Here in the northern province of Bac Ninh, we invested in a 90 kilowatt-peak solar photovoltaic installation at our high-voltage and distribution solutions factory. The electricity generated exceeds our estimates by 10 per cent and is currently powering a wastewater treatment system, a canteen serving more than 200 people, and the factory’s lighting network. We have also provided equipment for a range of grid-scale customers (30 to 350MW and for rooftop solar installations – the largest to date being 4.5MW. When the next feed-in tariff (FiT) regime for solar is approved, we will look to invest into a 1MWp rooftop solar facility at the Bac Ninh factory and hope to partake in the pilot DPPA scheme – we are already doing the feasible study.

Despite increasing international and domestic investment in the renewable energy sector, there remains a certain measure of unease over the capacity of the nation’s power grid and uncertain FiT. What are your expectations regarding these bottlenecks?

Balancing variable power supply and demand has always been a challenge, but as the renewable share of total generation in many countries is growing, this challenge is becoming more critical. For Vietnam, with the energy demand projected to increase by more than 10 per cent annually in the next five years and required power capacity to double, the government is moving forward to develop renewable energy sources to ensure energy security and address the growing power demand.

We would like to see increased investment coupled with a streamlined approval process at national and local government levels to overcome these bottlenecks in the grid. Proven technology will enable the grid to be flexible and to adapt to the new realities of distributed generation and multi-directional power flow.

For instance, using technology like Flexible Alternating Current Transmission Systems and high-voltage direct current to maximise transmission capacity and power quality solutions such as battery storage solutions to ease the stress on the grid from the integration of renewables can be readily deployed. Digitalisation is a key to creating the power grid of the future. Given the correct financial legislative frameworks, financing for such investments is available from the private sector, thus easing the burden on the state budget.

To attract more investment in clean energy in Vietnam, investors need more transparent and certain policies. We eagerly await the new Power Development Plan VII, and trust that it will give priority to renewable energy sources and establish mechanisms to allow increased private investment in both generation and transmission.

Of immediate interest is the new legislation covering the new solar FiT regime. The existing FiT will not be effective for most new solar plants after July 1, and the delay in finalising the new FiT means there is now a delay in the project pipeline.

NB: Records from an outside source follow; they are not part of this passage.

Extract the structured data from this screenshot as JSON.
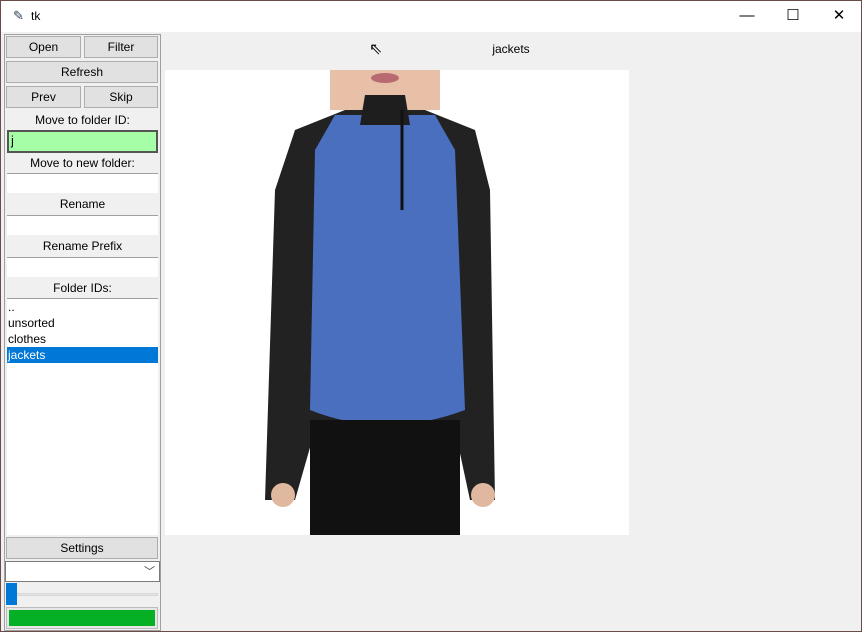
{
  "window": {
    "title": "tk",
    "minimize": "—",
    "maximize": "☐",
    "close": "✕"
  },
  "sidebar": {
    "open_label": "Open",
    "filter_label": "Filter",
    "refresh_label": "Refresh",
    "prev_label": "Prev",
    "skip_label": "Skip",
    "move_folder_id_label": "Move to folder ID:",
    "move_folder_id_value": "j",
    "move_new_folder_label": "Move to new folder:",
    "move_new_folder_value": "",
    "rename_label": "Rename",
    "rename_value": "",
    "rename_prefix_label": "Rename Prefix",
    "rename_prefix_value": "",
    "folder_ids_label": "Folder IDs:",
    "folders": [
      "..",
      "unsorted",
      "clothes",
      "jackets"
    ],
    "selected_folder": "jackets",
    "settings_label": "Settings",
    "dropdown_value": "",
    "slider_value": 0,
    "progress_percent": 100
  },
  "main": {
    "title": "jackets"
  },
  "colors": {
    "accent": "#0078d7",
    "entry_active": "#a6ffa6",
    "progress": "#06b025"
  }
}
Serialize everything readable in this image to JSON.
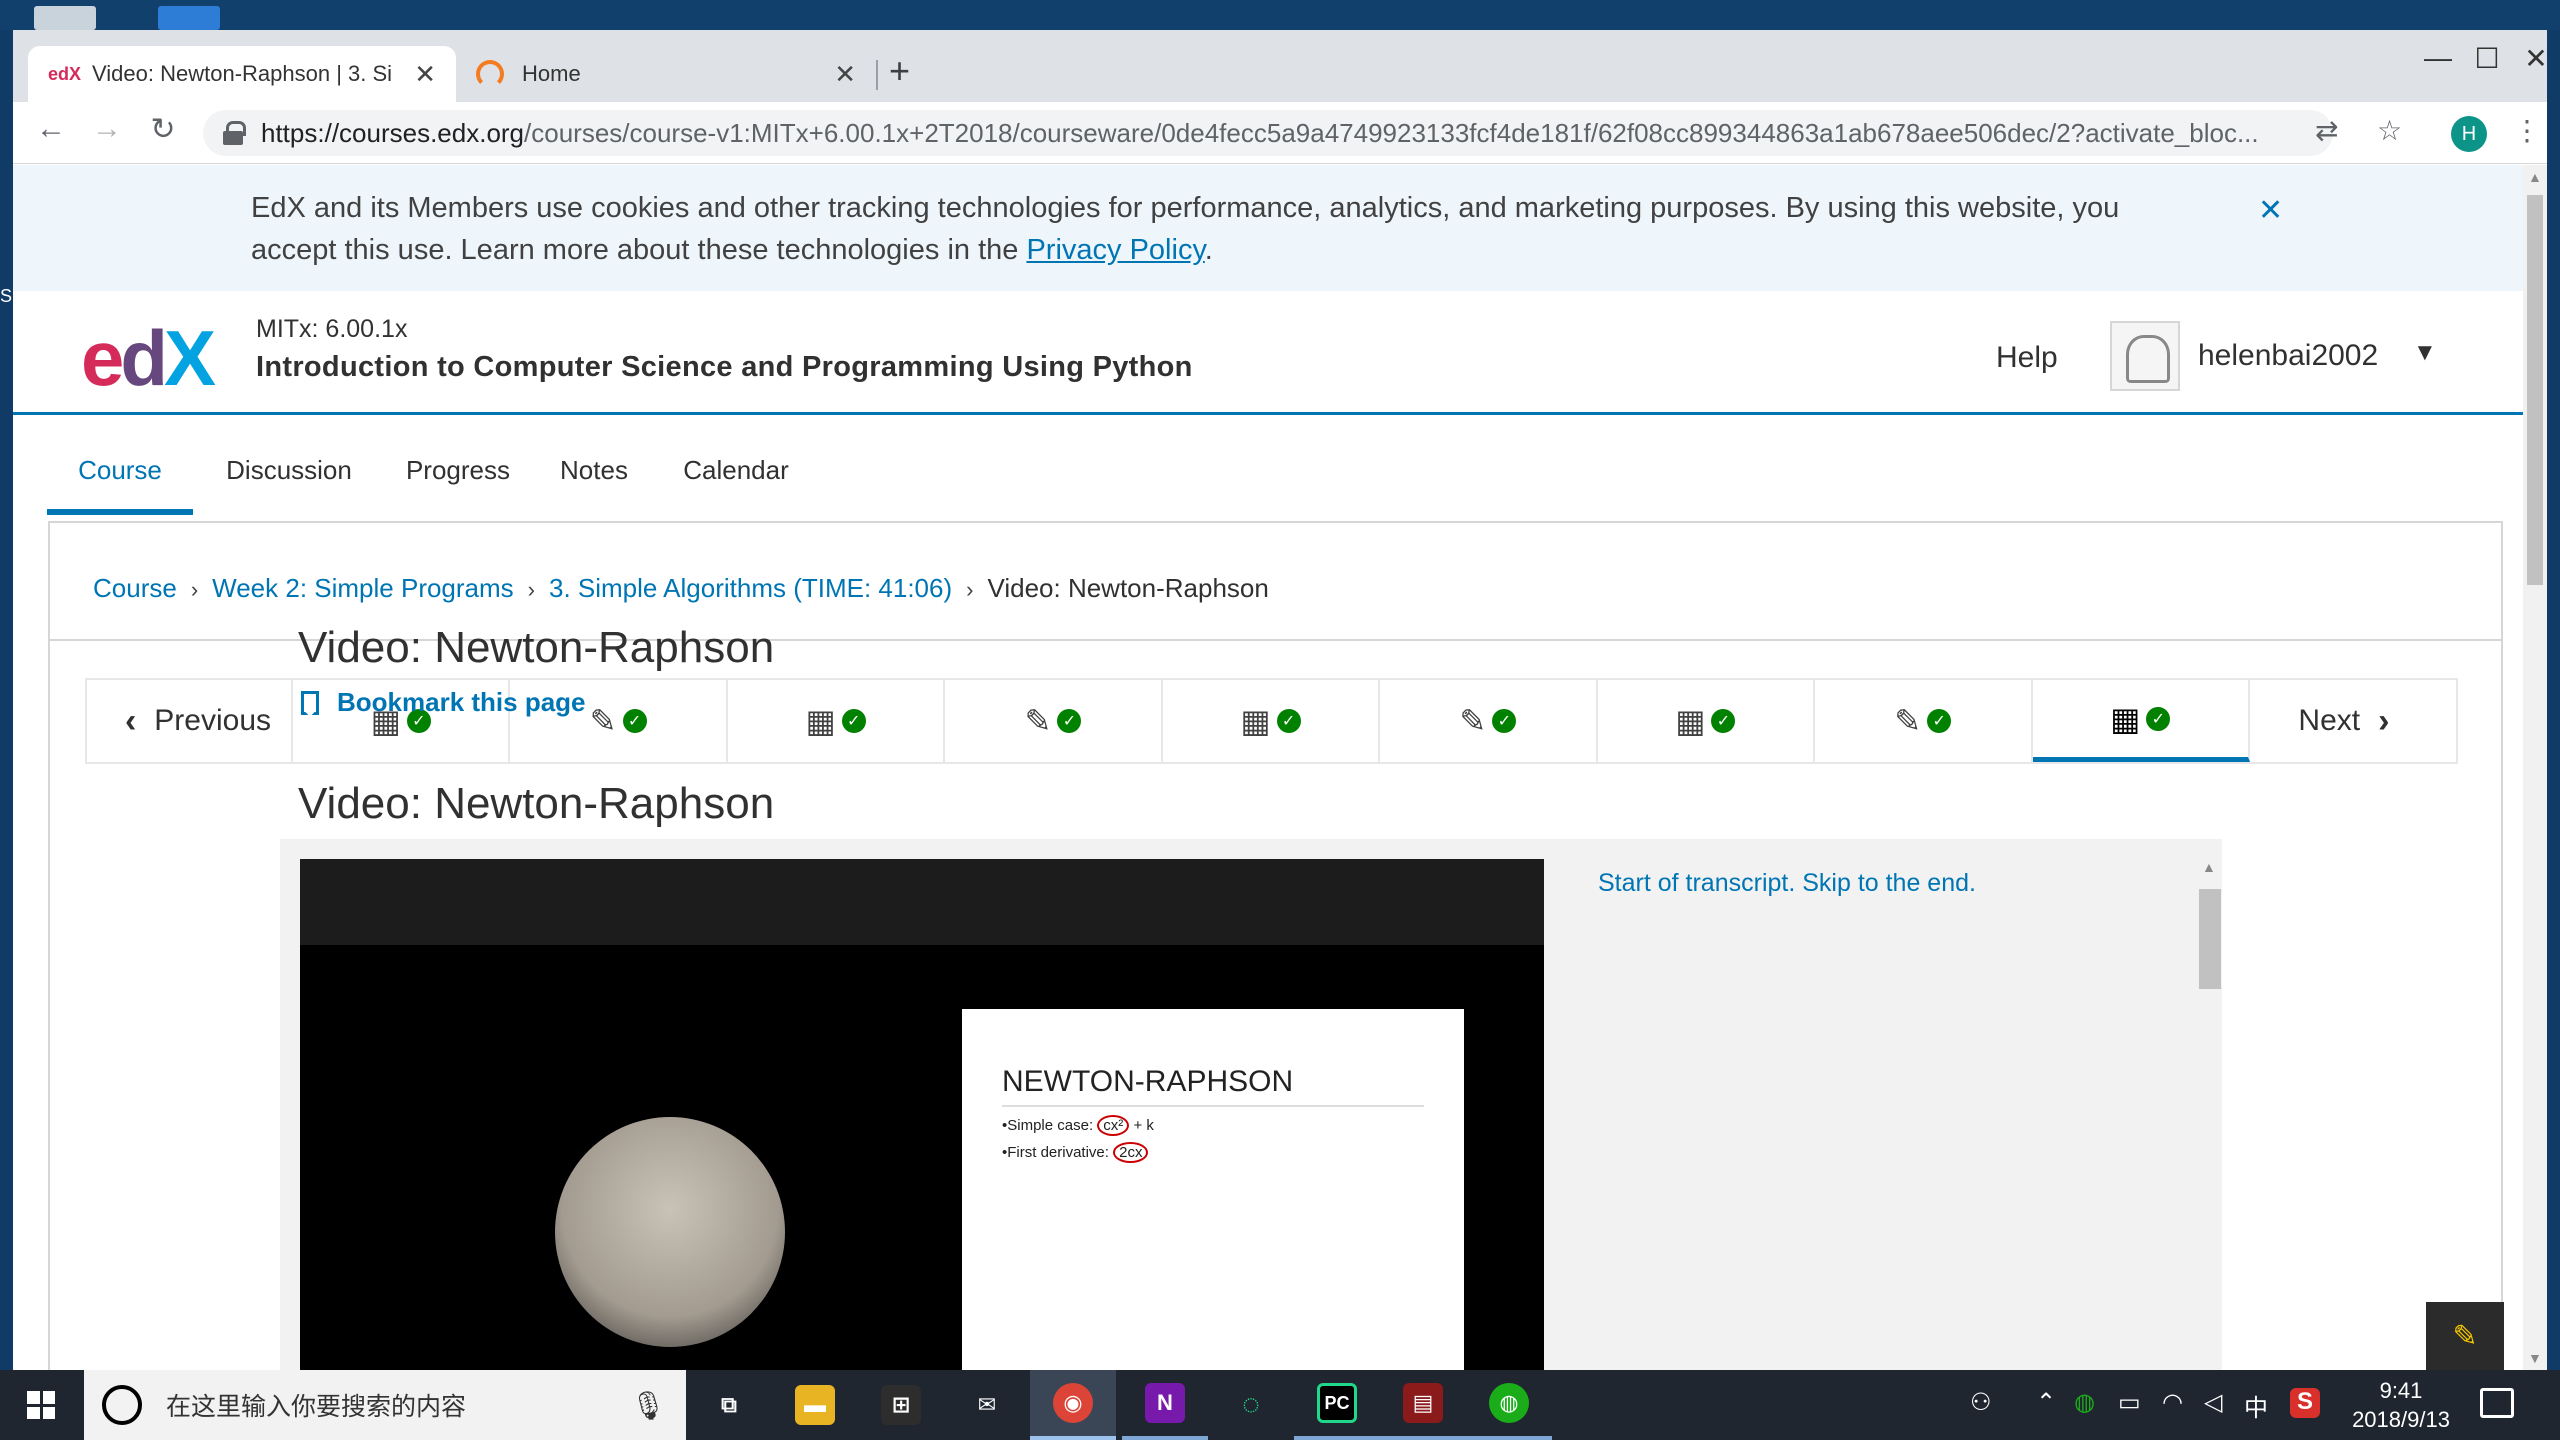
{
  "desktop": {
    "side_text": "S"
  },
  "browser": {
    "tabs": [
      {
        "favicon": "edX",
        "title": "Video: Newton-Raphson | 3. Si",
        "close": "✕"
      },
      {
        "favicon": "home-loading-icon",
        "title": "Home",
        "close": "✕"
      }
    ],
    "new_tab": "+",
    "window_controls": {
      "minimize": "—",
      "maximize": "☐",
      "close": "✕"
    },
    "url_host": "https://courses.edx.org",
    "url_path": "/courses/course-v1:MITx+6.00.1x+2T2018/courseware/0de4fecc5a9a4749923133fcf4de181f/62f08cc899344863a1ab678aee506dec/2?activate_bloc...",
    "profile_initial": "H"
  },
  "cookie_banner": {
    "text": "EdX and its Members use cookies and other tracking technologies for performance, analytics, and marketing purposes. By using this website, you accept this use. Learn more about these technologies in the ",
    "link": "Privacy Policy",
    "suffix": ".",
    "close": "✕"
  },
  "header": {
    "logo": {
      "e": "e",
      "d": "d",
      "x": "X"
    },
    "course_code": "MITx: 6.00.1x",
    "course_name": "Introduction to Computer Science and Programming Using Python",
    "help": "Help",
    "username": "helenbai2002",
    "caret": "▼"
  },
  "course_tabs": [
    {
      "label": "Course",
      "active": true
    },
    {
      "label": "Discussion"
    },
    {
      "label": "Progress"
    },
    {
      "label": "Notes"
    },
    {
      "label": "Calendar"
    }
  ],
  "breadcrumbs": [
    {
      "label": "Course",
      "link": true
    },
    {
      "label": "Week 2: Simple Programs",
      "link": true
    },
    {
      "label": "3. Simple Algorithms (TIME: 41:06)",
      "link": true
    },
    {
      "label": "Video: Newton-Raphson",
      "link": false
    }
  ],
  "sequence_nav": {
    "previous": "Previous",
    "next": "Next",
    "items": [
      {
        "type": "video",
        "complete": true
      },
      {
        "type": "problem",
        "complete": true
      },
      {
        "type": "video",
        "complete": true
      },
      {
        "type": "problem",
        "complete": true
      },
      {
        "type": "video",
        "complete": true
      },
      {
        "type": "problem",
        "complete": true
      },
      {
        "type": "video",
        "complete": true
      },
      {
        "type": "problem",
        "complete": true
      },
      {
        "type": "video",
        "complete": true,
        "active": true
      }
    ]
  },
  "unit": {
    "title": "Video: Newton-Raphson",
    "bookmark": "Bookmark this page",
    "video_heading": "Video: Newton-Raphson"
  },
  "video": {
    "slide_title": "NEWTON-RAPHSON",
    "slide_line1_pre": "•Simple case: ",
    "slide_line1_circ": "cx²",
    "slide_line1_post": " + k",
    "slide_line2_pre": "•First derivative: ",
    "slide_line2_circ": "2cx"
  },
  "transcript": {
    "start": "Start of transcript. Skip to the end."
  },
  "taskbar": {
    "search_placeholder": "在这里输入你要搜索的内容",
    "apps": [
      {
        "name": "task-view",
        "glyph": "⧉",
        "color": "#1f2630"
      },
      {
        "name": "file-explorer",
        "glyph": "▬",
        "color": "#e8b423"
      },
      {
        "name": "store",
        "glyph": "⊞",
        "color": "#2d2d2d"
      },
      {
        "name": "mail",
        "glyph": "✉",
        "color": "#1f2630"
      },
      {
        "name": "chrome",
        "glyph": "◉",
        "color": "#db4437"
      },
      {
        "name": "onenote",
        "glyph": "N",
        "color": "#7719aa"
      },
      {
        "name": "progress-app",
        "glyph": "◌",
        "color": "#1f2630"
      },
      {
        "name": "pycharm",
        "glyph": "PC",
        "color": "#21d789"
      },
      {
        "name": "winrar",
        "glyph": "▤",
        "color": "#8b1a1a"
      },
      {
        "name": "wechat",
        "glyph": "◍",
        "color": "#1aad19"
      }
    ],
    "tray_ime": "中",
    "time": "9:41",
    "date": "2018/9/13"
  },
  "colors": {
    "accent": "#0075b4",
    "complete": "#008100",
    "edx_red": "#d52b5a",
    "edx_blue": "#02a3e0"
  }
}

Ideally, we would like a clear roadmap on such tariffs with no new tariff’s published six months before prior legislation ends, so that there is a continuous pipeline of opportunities. This will allow the development of local job opportunities as Vietnamese engineers see a clear and continued need for their services and the domestic industrial supply chain will invest to meet the project pipeline.

Based on MasterCMS Ultimate Edition Ver 2.8 2018